Despite being arguably the most important organ in the human body, scientists still understand very little about the brain’s structure and how it works. Hypotheses abound, but there have been few opportunities to explore them until now.
The Harvard researchers 3D-printed a gel brain to watch it grow, helping them make new inferences about how it develops its signature folds.
The study could help solve the mystery behind the structure of gray matter and help explain psychological disorders caused by under or overfolding of the brain.
Not all brains found in nature have the same distinctive folds as the human brain does. Many smaller species, such as rats, have completely smooth brains.
In a commentary about the study, Ellen Kuhl of Stanford University said the researchers "demonstrated that physical forces — not just biochemical processes alone — play a critical role in neurodevelopment. Their findings could have far-reaching clinical consequences for diagnosing, treating and preventing a wide variety of neurological disorders.”
Humans don’t start developing the folds in the womb until roughly 23 weeks of gestation. The folds also continue to develop after they’re born. We do know that there are some benefits to having a folded structure.
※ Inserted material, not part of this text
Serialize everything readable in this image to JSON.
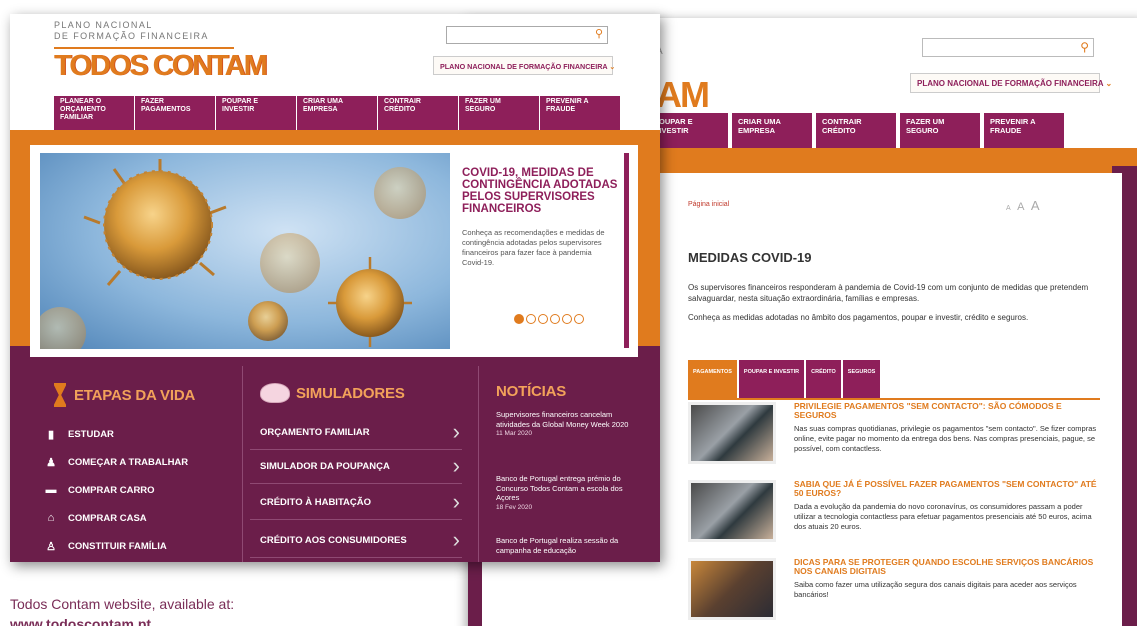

For example, the folds allow for greater connectivity across the gray matter (surface layer of the brain).
Kuhn said, “Each cortical neuron is connected to 7,000 other neurons, resulting in 0.15 quadrillion connections and more than 150,000 km of nerve fibres.”
It’s believed that the unique nature of human brain gyrification, the scientific term for the brain’s growth, is that it’s a response to the need to maximize the amount of cortical neurons in a small space. The Harvard researchers put this to the test with their 3D printed growing brain, and concluded that the folds are the result of physical growth processes instead of biological need.
The 3D printed model received no chemical directives to develop folds (like the hypothesis predicts)— instead, it developed folds naturally in response to mechanical compression forces during growth.
The benefit for the placement of the cortical neurons is only a response to the process of growth, not an evolutionary mechanism in and of itself.
The researchers ran their simulation by creating a 3D printed model based on MRI data, with several layers of soft gel material. The layers were designed to expand when placed in a solvent, simulating the growth of the brain’s gyro and sulci (folds). The results were published recently in Nature Physics.
The experiment is a first step in opening new lines of research that can benefit doctors and neuroscientists in their efforts to understand the brain and its disorders. And while the 3D-printed gel brain is a far cry from a true physical model, it can still tell us a lot. Understanding the intricacies of brain growth may help scientists identify physical marketers linked to certain diseases, such as autism, schizophrenia or Alzheimers.